But one of the biggest hurdles is the belief that trading should be left to the ‘experts’. To the people who know the difference between a re-hypothecated derivative and, err, their elbow…
There’s a huge industry built up in trying to keep the ‘little guy’ on the edges of the financial markets – sure, you can pay for someone (yes, one of those experts) to manage your money, or you can muck about with buying and selling a few shares, or dabble in spreadbetting…
Just as long as you leave the serious stuff to the experts.
In fact, it couldn’t be more wrong.
The cover story for last week’s Business Week was ‘Hedge Funds are for Suckers’ – a withering look at just how little money these high-flying experts actually make for their clients.
Despite some golden boom years, hedge funds simply don’t make the kind of stellar profits we associate them with. The big players, like George Soros and James Simons have stepped out of the industry, and the famous John Paulson, who beat hedge-fund records in 2010, and went on to lose 51% in 2011 and 19% in 2012.
Of course, all funds will have good years and bad years, but there’s no consistent sign that these funds are out-performing the markets.
The truth is that these exotic investments are over hyped and over-priced.
The fees charged are ridiculous, and the performance is mediocre at best.
And I’m 100% convinced that any ordinary investor out there can beat hedge-fund returns into submission over the next 12 months.
You don’t need to be an expert – but you do need to think smarter than the next guy.
And I have some very exciting suggestions coming up of how you can achieve this.
Next month I want to show you a trading technique that puts the little guy right at the heart of the best trading opportunities in the market – without any of the hedge-fund expenses, and without trading complicated exotic markets.
There won’t be a re-hypothecated derivative in sight – I promise!

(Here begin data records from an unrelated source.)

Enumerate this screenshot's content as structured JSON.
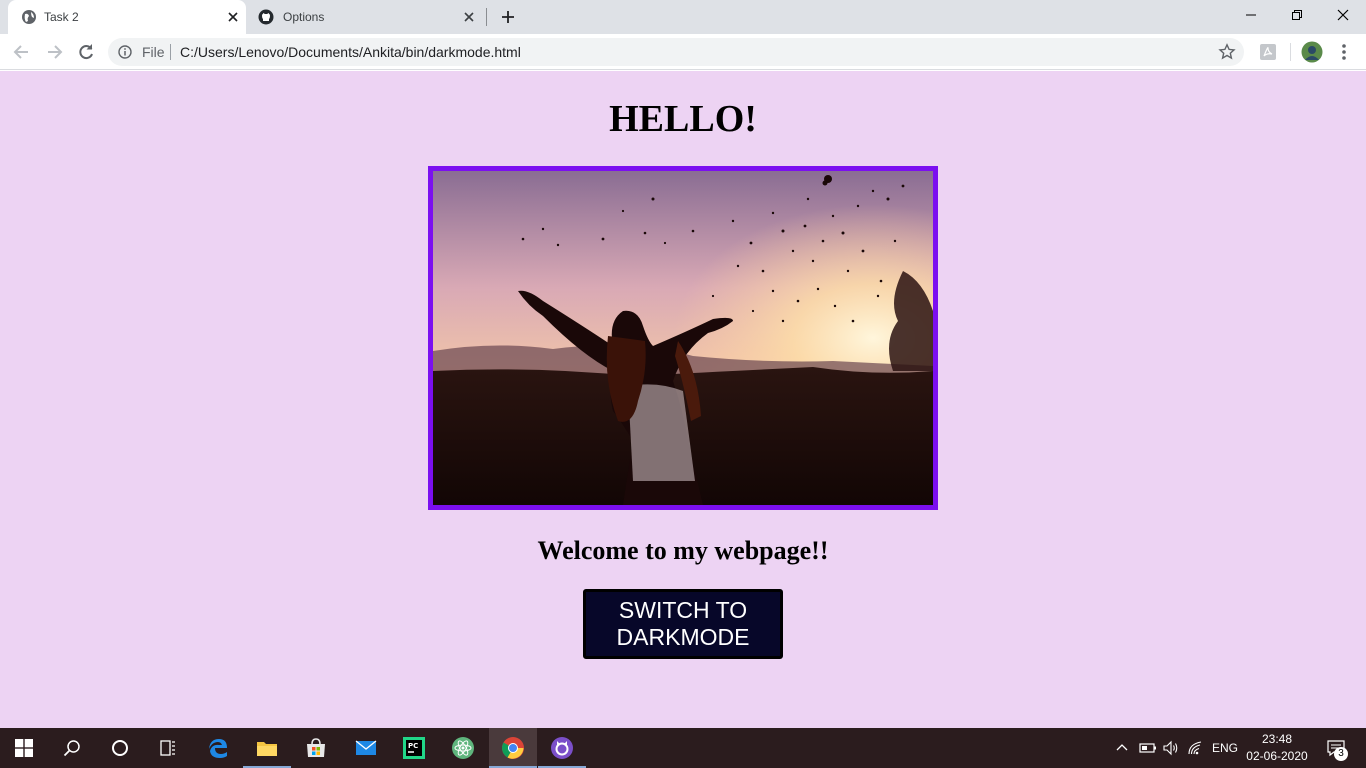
{
  "browser": {
    "tabs": [
      {
        "title": "Task 2",
        "active": true
      },
      {
        "title": "Options",
        "active": false
      }
    ],
    "address": {
      "scheme_label": "File",
      "url": "C:/Users/Lenovo/Documents/Ankita/bin/darkmode.html"
    }
  },
  "page": {
    "heading": "HELLO!",
    "welcome": "Welcome to my webpage!!",
    "button_line1": "SWITCH TO",
    "button_line2": "DARKMODE",
    "background_color": "#edd3f3",
    "image_border_color": "#7b0ff0",
    "button_color": "#070729"
  },
  "taskbar": {
    "apps": [
      "windows-start",
      "search",
      "cortana",
      "task-view",
      "edge",
      "file-explorer",
      "store",
      "mail",
      "pycharm",
      "atom",
      "chrome",
      "github-desktop"
    ],
    "active_app": "chrome",
    "language": "ENG",
    "time": "23:48",
    "date": "02-06-2020",
    "notification_count": "3"
  }
}
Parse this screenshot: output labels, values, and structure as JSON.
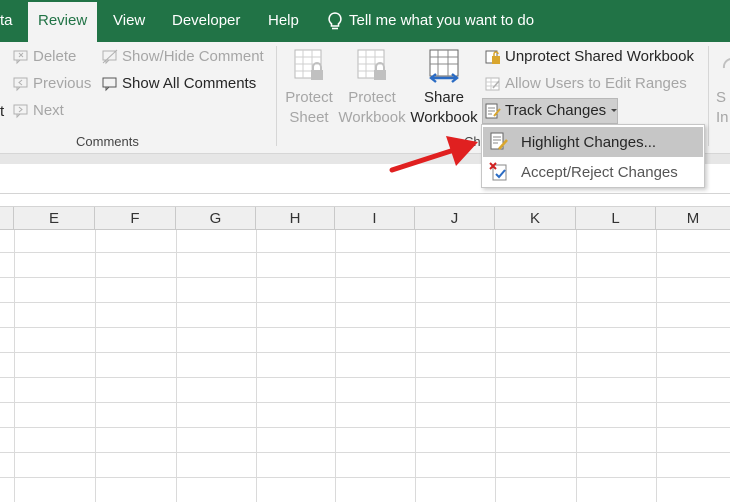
{
  "tabs": [
    {
      "label": "ta",
      "active": false
    },
    {
      "label": "Review",
      "active": true
    },
    {
      "label": "View",
      "active": false
    },
    {
      "label": "Developer",
      "active": false
    },
    {
      "label": "Help",
      "active": false
    }
  ],
  "tell_me": "Tell me what you want to do",
  "comments": {
    "delete": "Delete",
    "previous": "Previous",
    "next": "Next",
    "show_hide": "Show/Hide Comment",
    "show_all": "Show All Comments",
    "group_label": "Comments",
    "partial_left": "t"
  },
  "changes": {
    "protect_sheet": [
      "Protect",
      "Sheet"
    ],
    "protect_workbook": [
      "Protect",
      "Workbook"
    ],
    "share_workbook": [
      "Share",
      "Workbook"
    ],
    "unprotect_shared": "Unprotect Shared Workbook",
    "allow_users": "Allow Users to Edit Ranges",
    "track_changes": "Track Changes",
    "group_label_partial": "Ch",
    "partial_right": [
      "S",
      "In"
    ]
  },
  "dropdown": {
    "highlight": "Highlight Changes...",
    "accept_reject": "Accept/Reject Changes"
  },
  "columns": [
    "E",
    "F",
    "G",
    "H",
    "I",
    "J",
    "K",
    "L",
    "M"
  ],
  "colors": {
    "ribbon_green": "#217346",
    "ribbon_bg": "#f3f3f3",
    "arrow_red": "#e02020"
  }
}
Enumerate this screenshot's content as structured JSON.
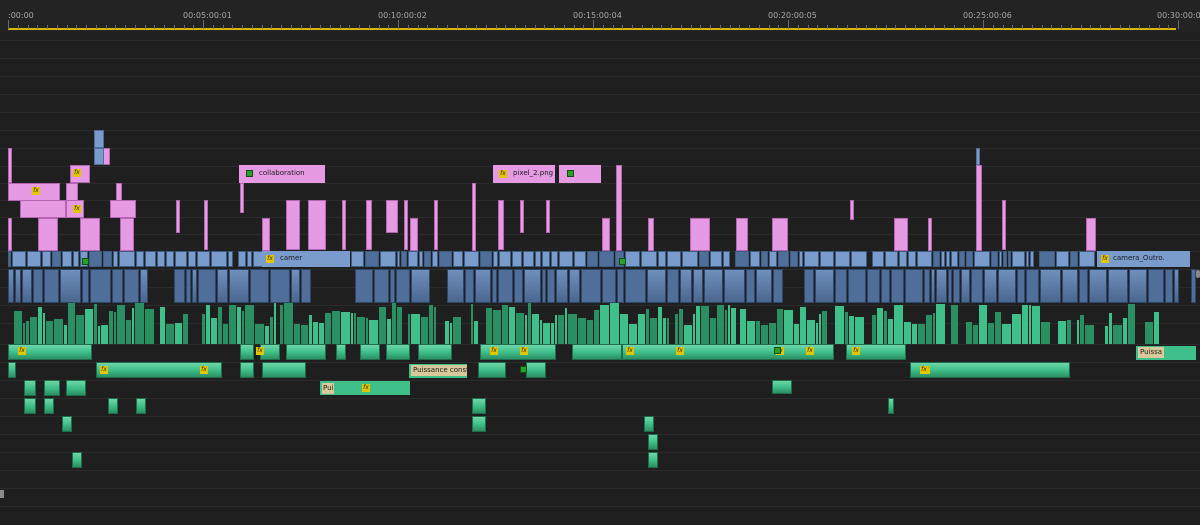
{
  "ruler": {
    "timecodes": [
      ":00:00",
      "00:05:00:01",
      "00:10:00:02",
      "00:15:00:04",
      "00:20:00:05",
      "00:25:00:06",
      "00:30:00:08"
    ]
  },
  "clip_labels": {
    "collaboration": "collaboration",
    "pixel": "pixel_2.png",
    "camer": "camer",
    "camera_outro": "camera_Outro.",
    "puissance": "Puissance constar",
    "puissa": "Puissa",
    "pui": "Pui"
  },
  "fx_glyph": "fx",
  "colors": {
    "background": "#1f1f1f",
    "graphic_clip": "#e59ae3",
    "video_clip": "#7a9ccd",
    "video_clip_dark": "#4f6e9a",
    "audio_clip": "#3fbf8a",
    "audio_clip_dark": "#2a8f63",
    "audio_clip_light": "#6fd6a8",
    "fx_badge": "#e2c600",
    "in_out_bar": "#d9b800",
    "keyframe_green": "#2aa02a"
  }
}
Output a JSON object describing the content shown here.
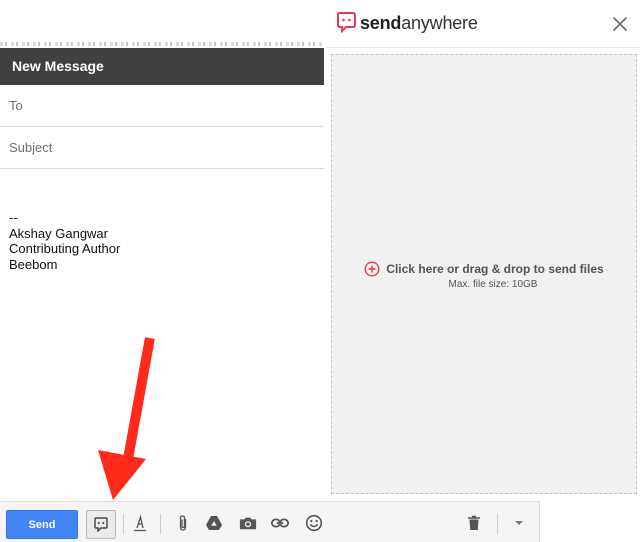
{
  "compose": {
    "header_title": "New Message",
    "to_placeholder": "To",
    "subject_placeholder": "Subject",
    "signature": [
      "--",
      "Akshay Gangwar",
      "Contributing Author",
      "Beebom"
    ]
  },
  "sendanywhere": {
    "brand_prefix": "send",
    "brand_suffix": "anywhere",
    "brand_color": "#e8394d",
    "drop_prompt": "Click here or drag & drop to send files",
    "max_size": "Max. file size: 10GB",
    "close_icon": "close-icon"
  },
  "toolbar": {
    "send_label": "Send",
    "send_color": "#4285f4",
    "icons": [
      "sendanywhere-icon",
      "formatting-icon",
      "attach-icon",
      "drive-icon",
      "photo-icon",
      "link-icon",
      "emoji-icon",
      "trash-icon",
      "more-options-icon"
    ]
  },
  "annotation": {
    "arrow_color": "#ff2a1a"
  }
}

This is a trading technique I’ve been following for some time now, with great interest. To be honest, the returns were looking so positive that I was suspicious. However, my testing is showing that this technique just seems to be getting stronger and more successful, and I really think that now is the moment to be getting on board.
I just want to collect a little more data, and as long as I’m happy with that – I’ll be revealing all the details next month.
In the meantime, I want to look at one of the crucial factors that hedge-fund investors are great at ignoring – costs. It’s why so many rich people throw their money away on hedge funds, when they could be spending it on their yachts.
Costs are one of the unglamorous, dull sides of investing. And working out the most cost-effective way to trade can feel as mind-numbing as trying to work out the cheapest place to buy your gas and electricity from.
But it needn’t be like that.
This checklist will not only save you money on your trading – it will also improve the success rate of your trades
I know that’s a bold claim – but this really can make a huge difference to your profitability. In fact, it can make the difference between a profitable strategy and a failing strategy…
1. What spread is your broker charging you? Can you get it cheaper elsewhere? Many traders shrug their shoulders at the odd point here or there, but this is serious stuff… For every point your broker charges, that’s an extra point the market has to move before you can make a profit.
So, for example, if your trades are aiming to make 20 points profit each, and you manage to find a broker who charges you 1 point less on the spread – not only have you just boosted your returns by 5%, you’ve also made each trade 5% easier to win, so you should expect to see a significant improvement on results.
2. Are you scalping small profits on short timeframes? If so, remember that this is one of the most expensive ways to trade. The smaller your target, the greater the percentage of your profits you’re spending on costs. If you’re scalping 10 points at a time, and paying 1 point to your broker – your broker is making your job 10% harder.
Consider looking at longer timeframes – the same strategy you’re using may be transferable. By looking for bigger moves, your broker won’t be eating so much of your profits.
3. Are you paying a 10-point spread to trade the Nikkei? Or 5 points to trade the Canadian dollar against the Yen? Too many traders are lured into exotic markets, when there are plenty of great markets offering fantastic market moves that can be trade very cheaply. Would your strategy work just as effectively on a cheaper market? If you can find somewhere to trade where you’re only paying 1 or 2 points on the spread – you can boost your profits significantly.
4. If you’re running positions over several days, rolling charges (i.e. the price your broker charges to run your trade over to the next day) can be very high. It’s important to shop around – some companies charge twice as much as others to roll trades. It’s also worth looking at trading futures contracts instead, where the rolling charges are already built into the spread price.
Again and again I see traders who are oblivious to the devastating effect that costs are having to their profitability. I urge you to take a look at how much you’re paying to your broker – this is one trading quick-fix which I’m 100% confident will boost your profits.
I hope to be bringing you a more detailed breakdown of which brokers offer the best services for which types of trading over the coming weeks, so please watch out for my full report on this.